Correct this by identifying the trainer early. Remember – trainers are stakeholders. Invite the trainer to the project kick-off meeting. Introduce the trainer to the project team members, particularly if the trainer is not a part of your core project team.

Second, the project manager may fail to ensure a Training Plan is defined during the Planning Process. Many times, training plans are defined towards the end of the project when the trainer is in a time crunch.

Project managers should ensure the trainer completes a high-level training plan early in the project. As Steven Covey said, “Begin with the end in mind.”

Third, the project manager may fail to keep the trainer in the loop throughout the project. Far too often, the trainer sees the software for the first time just before the software is implemented.

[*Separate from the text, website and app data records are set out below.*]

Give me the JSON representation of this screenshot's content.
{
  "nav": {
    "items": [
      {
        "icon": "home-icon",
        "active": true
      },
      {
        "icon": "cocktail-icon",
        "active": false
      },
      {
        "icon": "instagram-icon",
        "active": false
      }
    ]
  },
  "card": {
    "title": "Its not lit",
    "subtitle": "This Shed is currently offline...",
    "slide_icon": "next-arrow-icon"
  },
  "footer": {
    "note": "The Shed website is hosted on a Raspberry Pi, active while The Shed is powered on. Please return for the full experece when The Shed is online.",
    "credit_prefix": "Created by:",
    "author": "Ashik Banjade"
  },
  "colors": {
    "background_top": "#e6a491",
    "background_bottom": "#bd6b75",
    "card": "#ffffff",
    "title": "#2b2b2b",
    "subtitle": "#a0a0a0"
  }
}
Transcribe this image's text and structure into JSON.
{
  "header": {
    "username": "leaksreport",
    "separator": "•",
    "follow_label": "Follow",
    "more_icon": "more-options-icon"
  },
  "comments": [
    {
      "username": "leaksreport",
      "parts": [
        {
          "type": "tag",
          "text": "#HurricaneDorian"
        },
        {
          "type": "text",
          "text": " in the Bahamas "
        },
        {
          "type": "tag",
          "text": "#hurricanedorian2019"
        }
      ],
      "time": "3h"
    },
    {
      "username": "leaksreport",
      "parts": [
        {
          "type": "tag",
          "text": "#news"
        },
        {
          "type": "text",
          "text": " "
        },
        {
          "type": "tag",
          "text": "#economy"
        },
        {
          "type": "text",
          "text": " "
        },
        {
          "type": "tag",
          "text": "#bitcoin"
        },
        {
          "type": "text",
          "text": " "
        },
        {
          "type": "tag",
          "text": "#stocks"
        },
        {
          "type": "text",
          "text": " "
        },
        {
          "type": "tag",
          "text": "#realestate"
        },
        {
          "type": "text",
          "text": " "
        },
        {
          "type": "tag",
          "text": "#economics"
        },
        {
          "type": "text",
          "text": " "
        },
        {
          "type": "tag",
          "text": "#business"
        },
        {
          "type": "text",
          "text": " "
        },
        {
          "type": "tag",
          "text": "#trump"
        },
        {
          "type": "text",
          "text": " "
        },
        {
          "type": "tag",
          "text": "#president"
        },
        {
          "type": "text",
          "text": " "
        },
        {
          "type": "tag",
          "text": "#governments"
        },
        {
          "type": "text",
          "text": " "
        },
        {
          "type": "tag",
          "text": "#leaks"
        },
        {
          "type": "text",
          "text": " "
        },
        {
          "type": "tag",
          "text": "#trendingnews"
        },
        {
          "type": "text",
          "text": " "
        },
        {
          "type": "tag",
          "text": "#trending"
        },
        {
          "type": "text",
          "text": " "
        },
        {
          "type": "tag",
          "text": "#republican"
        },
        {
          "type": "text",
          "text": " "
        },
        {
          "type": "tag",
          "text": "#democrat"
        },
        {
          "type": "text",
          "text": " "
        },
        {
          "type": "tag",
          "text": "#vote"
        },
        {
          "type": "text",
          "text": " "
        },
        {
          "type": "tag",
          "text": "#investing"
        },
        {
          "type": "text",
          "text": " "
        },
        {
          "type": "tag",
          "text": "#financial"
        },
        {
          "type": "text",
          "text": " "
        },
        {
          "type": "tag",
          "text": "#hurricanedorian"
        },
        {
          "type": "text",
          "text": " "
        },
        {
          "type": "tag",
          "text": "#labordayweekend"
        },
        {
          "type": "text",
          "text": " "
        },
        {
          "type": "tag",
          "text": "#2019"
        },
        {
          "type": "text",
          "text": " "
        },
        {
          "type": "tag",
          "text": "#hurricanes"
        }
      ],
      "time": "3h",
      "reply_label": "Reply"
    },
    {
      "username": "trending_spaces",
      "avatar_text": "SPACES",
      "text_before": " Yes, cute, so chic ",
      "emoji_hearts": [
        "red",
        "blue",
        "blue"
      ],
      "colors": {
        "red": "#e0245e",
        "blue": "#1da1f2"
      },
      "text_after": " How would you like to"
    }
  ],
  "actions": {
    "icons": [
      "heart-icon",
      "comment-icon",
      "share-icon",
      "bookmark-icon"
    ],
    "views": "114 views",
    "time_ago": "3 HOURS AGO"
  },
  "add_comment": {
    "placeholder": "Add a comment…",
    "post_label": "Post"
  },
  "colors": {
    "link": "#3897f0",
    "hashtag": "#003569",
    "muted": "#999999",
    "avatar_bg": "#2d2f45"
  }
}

Keep the trainer engaged throughout the project. Invite the trainer to the requirements validation and the design review meetings. Have the developers demonstrate parts of the software during the build process or during each sprint if the team is using an Agile approach.

Last, the project manager may fail to provide adequate time for the development of the training materials and the delivery of the training.

The trainer can develop the training materials in parallel to the requirements, design, build, and testing processes or iteratively during Agile sprints. The project manager should schedule adequate time for the development and delivery of the training.

What to Include in the Training Plan

  • Project Name.
  • Project Manager.
  • Trainers.
  • Date Submitted.
  • Project ID Number.
  • Training Goals. What are the specified, measurable training goals?
  • Training Content Outline. Define a high-level outline. Refine the outline over time.
  • Training Sessions. When possible, identify the tentative training dates. If you do not know exact dates, enter the month and year. Determine how the training sessions will be delivered such as webinars, face-to-face, and/or learning management system (LMS). If face-to-face training will be offered, determine the maximum number of participants per session. Determine the physical locations.
  • Registration. How will registration occur? Will the trainees be assigned to training sessions? Will trainees register online? How will the trainer confirm registration?
  • Reporting. Determine how and when the trainer will report the individuals who have completed training. What should be included in the reports?
  • Testing. Will trainees be tested? How will trainer administer the tests? If someone fails the test, will this person be allowed to take the test again? If so, how many times?

The rubber meets the road in the training. Make training a high priority. Identify and engage the trainer early. Keep the trainer in the loop. Schedule adequate time for developing and delivering superior training.

Question: What tips do you have for improving software training?